"This November, Michigan voters will finally get the chance to eliminate Michigan's outdated marijuana laws," coalition spokesman John Truscott said in a statement reported by Bridge Michigan. "Just like with alcohol, it is clear that prohibition doesn't work and that regulation and taxation is a far better solution."
The proposed Michigan Regulation and Taxation of Marihuana Act would make it legal for adults 21 and up to possess up to 2.5 ounces of weed. The initiative would also create a licensed retail market, taxing all cannabis sales at 10%, in addition to the standard state sales tax of 6%. Thirty percent of the tax revenue would go to individual cities and counties that allow canna-businesses, and the remaining revenue would go to funding education and road repairs in the state. Individual towns would also be allowed to opt-out of allowing canna-businesses in their jurisdictions.
Recent polls conducted by Michigan NORML found that 61% of voters said that they would vote for legalization, but there is still a vocal element in Michigan fighting against legalization. National anti-cannabis lobbyists Smart Approaches to Marijuana (SAM) spent $150,000 to create "Healthy and Productive Michigan," a nonprofit dedicated to fighting against legalization in the Great Lake State. This group tried to get the Board of Canvassers to reject the ballot proposal on grounds that marijuana is federally illegal. The board refused, however, noting that resolving the federal issue was outside the scope of its powers.
Although the petition has been fully approved, state lawmakers have the power to stop the measure from coming up for a public vote. The state legislature can hold their own vote on the measure or propose a competing ballot measure. Cannabis legalization is known to be an issue that inspires young, Democratic voters to turn out to vote, which could be bad news for the state legislature's Republican majority.

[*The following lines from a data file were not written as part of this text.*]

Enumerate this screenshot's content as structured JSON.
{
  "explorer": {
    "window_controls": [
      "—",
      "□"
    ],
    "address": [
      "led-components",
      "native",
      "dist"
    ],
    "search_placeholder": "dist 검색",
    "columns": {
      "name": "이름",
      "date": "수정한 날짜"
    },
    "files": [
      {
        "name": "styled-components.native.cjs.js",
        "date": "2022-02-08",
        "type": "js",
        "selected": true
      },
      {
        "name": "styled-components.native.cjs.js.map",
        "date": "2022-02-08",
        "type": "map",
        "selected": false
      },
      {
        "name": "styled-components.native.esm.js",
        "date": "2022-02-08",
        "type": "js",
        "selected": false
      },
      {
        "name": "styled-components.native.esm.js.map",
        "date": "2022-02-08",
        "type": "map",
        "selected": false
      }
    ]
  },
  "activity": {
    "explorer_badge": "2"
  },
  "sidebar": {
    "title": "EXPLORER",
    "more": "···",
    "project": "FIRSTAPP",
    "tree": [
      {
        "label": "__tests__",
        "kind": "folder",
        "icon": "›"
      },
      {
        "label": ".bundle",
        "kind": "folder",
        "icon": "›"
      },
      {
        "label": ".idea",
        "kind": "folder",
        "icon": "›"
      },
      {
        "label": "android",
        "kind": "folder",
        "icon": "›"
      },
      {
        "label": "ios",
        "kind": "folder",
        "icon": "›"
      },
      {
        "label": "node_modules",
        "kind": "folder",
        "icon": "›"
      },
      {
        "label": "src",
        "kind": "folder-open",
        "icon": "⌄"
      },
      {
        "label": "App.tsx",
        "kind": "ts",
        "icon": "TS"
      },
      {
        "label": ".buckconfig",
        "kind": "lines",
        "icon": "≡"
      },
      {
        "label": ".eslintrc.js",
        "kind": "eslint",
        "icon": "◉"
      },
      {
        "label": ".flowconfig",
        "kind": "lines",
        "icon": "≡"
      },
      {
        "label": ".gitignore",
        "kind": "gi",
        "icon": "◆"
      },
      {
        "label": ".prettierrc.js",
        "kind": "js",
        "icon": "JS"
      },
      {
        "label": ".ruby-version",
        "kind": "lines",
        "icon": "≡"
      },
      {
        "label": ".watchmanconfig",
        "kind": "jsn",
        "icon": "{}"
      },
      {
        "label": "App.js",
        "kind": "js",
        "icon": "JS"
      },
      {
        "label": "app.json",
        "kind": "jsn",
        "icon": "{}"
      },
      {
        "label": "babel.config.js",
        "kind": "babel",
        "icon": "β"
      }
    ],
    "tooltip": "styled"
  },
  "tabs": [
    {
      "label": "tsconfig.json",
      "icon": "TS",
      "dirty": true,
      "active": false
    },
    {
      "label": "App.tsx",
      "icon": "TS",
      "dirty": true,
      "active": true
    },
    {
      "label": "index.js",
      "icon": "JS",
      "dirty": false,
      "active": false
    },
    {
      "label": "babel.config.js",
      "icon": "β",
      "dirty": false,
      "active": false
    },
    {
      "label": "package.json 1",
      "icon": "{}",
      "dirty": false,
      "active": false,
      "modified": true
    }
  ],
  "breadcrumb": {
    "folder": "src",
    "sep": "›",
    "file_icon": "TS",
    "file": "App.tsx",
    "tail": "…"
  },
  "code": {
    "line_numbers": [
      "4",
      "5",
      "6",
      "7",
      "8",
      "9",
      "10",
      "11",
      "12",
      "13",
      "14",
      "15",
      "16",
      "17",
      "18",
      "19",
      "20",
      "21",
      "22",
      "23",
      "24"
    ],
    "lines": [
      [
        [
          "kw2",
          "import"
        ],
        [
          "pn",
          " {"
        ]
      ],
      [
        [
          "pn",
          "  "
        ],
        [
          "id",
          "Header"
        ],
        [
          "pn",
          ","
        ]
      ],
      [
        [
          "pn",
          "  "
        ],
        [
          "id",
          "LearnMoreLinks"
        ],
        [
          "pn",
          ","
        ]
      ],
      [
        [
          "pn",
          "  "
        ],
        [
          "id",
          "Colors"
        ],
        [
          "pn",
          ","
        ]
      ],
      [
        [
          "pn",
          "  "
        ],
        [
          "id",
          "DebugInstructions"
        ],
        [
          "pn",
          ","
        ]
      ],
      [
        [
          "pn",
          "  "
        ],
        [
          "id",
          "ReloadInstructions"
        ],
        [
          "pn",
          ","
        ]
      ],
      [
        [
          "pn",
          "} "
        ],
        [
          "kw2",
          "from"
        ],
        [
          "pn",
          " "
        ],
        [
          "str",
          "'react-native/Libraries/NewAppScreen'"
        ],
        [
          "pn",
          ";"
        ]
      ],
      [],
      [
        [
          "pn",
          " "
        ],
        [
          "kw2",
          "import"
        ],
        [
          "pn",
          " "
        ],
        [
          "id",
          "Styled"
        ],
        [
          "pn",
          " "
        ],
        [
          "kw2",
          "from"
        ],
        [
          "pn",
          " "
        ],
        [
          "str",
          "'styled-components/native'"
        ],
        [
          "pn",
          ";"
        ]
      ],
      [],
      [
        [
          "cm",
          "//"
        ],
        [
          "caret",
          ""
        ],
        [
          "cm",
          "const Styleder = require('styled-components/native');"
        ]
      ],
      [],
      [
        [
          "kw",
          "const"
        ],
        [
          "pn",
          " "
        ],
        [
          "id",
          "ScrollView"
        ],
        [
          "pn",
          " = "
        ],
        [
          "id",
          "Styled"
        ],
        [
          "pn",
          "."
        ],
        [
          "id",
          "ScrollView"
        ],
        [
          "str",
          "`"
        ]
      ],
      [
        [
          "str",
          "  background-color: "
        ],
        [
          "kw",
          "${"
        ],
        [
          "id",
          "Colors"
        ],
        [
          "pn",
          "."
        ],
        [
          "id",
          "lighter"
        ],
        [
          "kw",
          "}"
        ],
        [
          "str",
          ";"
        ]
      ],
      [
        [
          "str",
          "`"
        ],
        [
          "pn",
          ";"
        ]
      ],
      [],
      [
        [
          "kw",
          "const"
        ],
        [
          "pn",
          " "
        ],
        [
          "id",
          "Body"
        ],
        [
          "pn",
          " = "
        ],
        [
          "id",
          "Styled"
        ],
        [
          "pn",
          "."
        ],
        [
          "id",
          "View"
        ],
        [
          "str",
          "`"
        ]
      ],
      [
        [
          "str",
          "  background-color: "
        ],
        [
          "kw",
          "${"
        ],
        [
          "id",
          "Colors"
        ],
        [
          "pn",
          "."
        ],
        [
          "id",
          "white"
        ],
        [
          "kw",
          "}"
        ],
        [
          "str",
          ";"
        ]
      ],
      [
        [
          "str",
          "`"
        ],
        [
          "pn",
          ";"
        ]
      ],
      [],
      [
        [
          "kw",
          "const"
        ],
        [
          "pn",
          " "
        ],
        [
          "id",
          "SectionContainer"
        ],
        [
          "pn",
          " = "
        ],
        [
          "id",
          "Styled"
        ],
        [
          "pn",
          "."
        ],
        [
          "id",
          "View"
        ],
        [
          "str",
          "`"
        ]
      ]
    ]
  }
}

If the legislature were to preemptively legalize pot, it could affect the turnout at this year's general election.
Even if the measure does succeed, it could take a while for the state to work out the legal framework necessary to regulate retail sales, given the state's track record with medical marijuana regulations. The state passed a lightly-regulated medical cannabis program back in 2008, but then passed a much more restrictive set of regulations in 2016. Many of the state's current canna-businesses have been struggling to comply with these new rules, and Michigan officials recently demanded that over 200 unlicensed medical marijuana dispensaries shut their doors.